Farmer at computer© Rex/FLPA

The government must ensure all farmers can access Defra’s online system for support payments, MPs have warned.

Plans to transform UK broadband are in danger of leaving farms and rural homes offline or languishing on slow connections, said the Environment, Food and Rural Affairs Committee.

See also: Rural broadband roll-out still too slow, say campaigners

MPs on the committee have been investigating the rollout of rural broadband and the government’s “digital-only” move to make more services available online rather than on paper.

“Ensuring that all farmers are able to access the new online-only CAP applications later this year is absolutely vital.”
Anne McIntosh, Efra

Their findings were published in a Rural Broadband and Digital Services report on Tuesday (3 February).

The committee fears hard-to-reach rural communities are being overlooked in the race to upgrade basic broadband to superfast connections for 95% of the country’s premises by 2017.

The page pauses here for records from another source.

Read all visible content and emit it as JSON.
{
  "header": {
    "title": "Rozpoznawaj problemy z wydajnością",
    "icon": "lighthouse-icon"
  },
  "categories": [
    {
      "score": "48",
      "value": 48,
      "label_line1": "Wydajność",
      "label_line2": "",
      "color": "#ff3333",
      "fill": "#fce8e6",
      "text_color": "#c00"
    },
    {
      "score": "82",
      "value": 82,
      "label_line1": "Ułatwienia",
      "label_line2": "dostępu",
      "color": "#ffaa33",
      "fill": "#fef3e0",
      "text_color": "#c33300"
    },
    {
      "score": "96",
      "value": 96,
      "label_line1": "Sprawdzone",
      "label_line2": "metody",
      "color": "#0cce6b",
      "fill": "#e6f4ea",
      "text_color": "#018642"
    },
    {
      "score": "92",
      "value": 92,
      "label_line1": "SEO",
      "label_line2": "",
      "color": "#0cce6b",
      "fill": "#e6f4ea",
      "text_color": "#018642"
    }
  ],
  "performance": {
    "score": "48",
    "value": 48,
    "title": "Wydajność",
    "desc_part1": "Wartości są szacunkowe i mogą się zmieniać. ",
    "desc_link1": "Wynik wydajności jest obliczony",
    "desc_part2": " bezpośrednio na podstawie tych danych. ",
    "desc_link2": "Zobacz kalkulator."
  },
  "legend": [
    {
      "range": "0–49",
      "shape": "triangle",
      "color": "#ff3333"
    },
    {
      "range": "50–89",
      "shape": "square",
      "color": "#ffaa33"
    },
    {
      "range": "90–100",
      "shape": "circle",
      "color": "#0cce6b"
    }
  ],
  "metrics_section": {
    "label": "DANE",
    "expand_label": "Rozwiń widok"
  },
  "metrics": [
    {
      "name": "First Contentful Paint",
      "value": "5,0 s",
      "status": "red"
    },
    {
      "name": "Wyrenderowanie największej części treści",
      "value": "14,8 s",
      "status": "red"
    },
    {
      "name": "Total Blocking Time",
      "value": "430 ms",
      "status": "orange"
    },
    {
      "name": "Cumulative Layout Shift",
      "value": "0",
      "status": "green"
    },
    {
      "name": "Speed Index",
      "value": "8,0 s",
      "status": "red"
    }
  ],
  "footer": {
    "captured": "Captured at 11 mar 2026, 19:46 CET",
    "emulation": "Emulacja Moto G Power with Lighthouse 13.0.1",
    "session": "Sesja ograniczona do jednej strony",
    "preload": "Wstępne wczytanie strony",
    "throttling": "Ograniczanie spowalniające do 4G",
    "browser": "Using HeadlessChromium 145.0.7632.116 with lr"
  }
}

From 1 January 2015, all CAP funding applications must be made online only. This is part of a wider government policy for services to become digital by default.

Committee chairman Anne McIntosh said: “Farmers are key drivers of the rural economy.

“Ensuring that all farmers are able to access the new online-only CAP applications later this year is absolutely vital.”

The new CAP represented a change in the system and delivery by the government’s Rural Payments Agency, said Ms McIntosh.

“Defra and the RPA must draw on lessons learned in the past to minimise the risk of further disallowance and also ensure that all farmers have adequate access to the system.”

The report raises fears that a focus on improving access for most of the country may leave a minority with little or no ability to use key government services delivered only or mainly online.

Government plans to transform broadband require 95% of premises to have superfast speeds of 24m by 2017, although BT told the committee that the target might slip into 2018.

Ms McIntosh said: “People living in the hard-to-reach 5% of premises need the same access as the rest to online and digital services.

“There is a risk in the current approach that improving service for those who already have it will leave the rural farms, businesses and homes who have little or none even further behind.”